Commissioners Hear Stories of Window Cord Activists

Commissioners March 14 heard from the survivors of two children who died in window cord incidents. Their input, which included memories of the girls and descriptions of the events, also included several themes:

  • Industry Criticism: Timothy Frink and Jeremy Eastburn respectively contrasted their conservative and libertarian pro-business political alignments with assertions that industry has been too slow to take stronger safety actions. Frink – whose granddaughter Brianna Jones died in his daughter's home in 2012 – additionally raised the issue of sacrifice. His daughter and son-in-law both are Iraq veterans, and he compared their willingness to risk their lives with what he said is industry unwillingness to risk profit.

  • Attractiveness to Children: Both Frink and Carolyn Eastburn, whose daughter Presley died in her home in late 2016, mentioned the idea of necklaces as possible reasons why the girls might have been playing with cords.

  • Assumption of Safety: Both sets of parents believed they had taken steps to help ensure safety. The Jones had cut the cords and initially placed them out of reach; the Eastburns had their custom unit professionally installed.

  • Unawareness of the Risk: Both accounts involved post-event interaction with acquaintances who either had similar hazards in homes with small children or who expressed surprise at the extent of the risk.

  • Provided Housing: Both accounts included concern for people in military or income-assisted housing who do not have a choice about potentially unsafe window covering.

The visitors called on commissioners to act on the 2013 petition that seeks a ban of accessible cords; the agency's recent regulatory agenda (PSL, 1/2/17) gave a soft target of this fall for a briefing package with a recommendation.


Any CPSC proposal would need to consider recent work by the Window Covering Manufacturers Association on updating its standards. The direction has included a distinction between custom and stock units (PSL, 12/12/16), with the latter getting more attention.
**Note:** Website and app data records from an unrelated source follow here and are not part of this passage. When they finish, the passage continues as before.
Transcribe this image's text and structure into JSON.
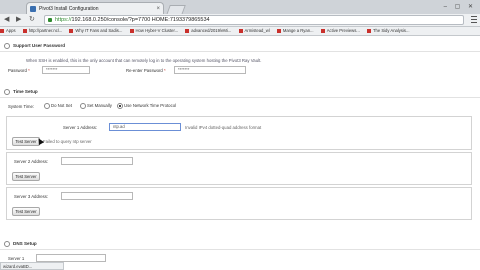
{
  "browser": {
    "tab_title": "Pivot3 Install Configuration",
    "tab_close": "×",
    "window_buttons": "– ▢ ✕",
    "back": "◀",
    "forward": "▶",
    "reload": "↻",
    "url_scheme": "https://",
    "url_rest": "192.168.0.250/console/?p=7700 HOME:7193379865534",
    "bookmarks": [
      "Apps",
      "http://partner.ncl...",
      "Why IT Fans and Sadis...",
      "How Hyber-V Cluster...",
      "advanced/2019/eMi...",
      "Armistead_wl",
      "Mange a Ryan...",
      "Active Previews...",
      "The Sidy Analysis..."
    ]
  },
  "support": {
    "title": "Support User Password",
    "description": "When SSH is enabled, this is the only account that can remotely log in to the operating system hosting the Pivot3 Ray Vault.",
    "password_label": "Password",
    "password_value": "*******",
    "reenter_label": "Re-enter Password",
    "reenter_value": "*******",
    "req": "*"
  },
  "time": {
    "title": "Time Setup",
    "system_time_label": "System Time:",
    "options": [
      "Do Not Set",
      "Set Manually",
      "Use Network Time Protocol"
    ],
    "selected_index": 2,
    "server1_label": "Server 1 Address:",
    "server1_value": "ntp.ad",
    "server1_hint": "Invalid IPv4 dotted-quad address format",
    "test_server_label": "Test Server",
    "test_hint": "Failed to query ntp server",
    "server2_label": "Server 2 Address:",
    "server3_label": "Server 3 Address:"
  },
  "dns": {
    "title": "DNS Setup",
    "server1_label": "Server 1"
  },
  "status_bar": "wizard.evaBD..."
}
CPSC staff early last fall (PSL, 9/19/16), wrote WCMA to support a "segmented" approach of focusing first on products that can meet updated requirements sooner rather than waiting until all can.


Earlier this year, prior to stepping down from the chairman position, Commissioner Elliot Kaye urged the Retail Industry Leaders Association to keep open the possibility of pulling out of the WCMA process, calling the stock/custom approach "better than nothing" but "flawed" (PSL, 1/30/17).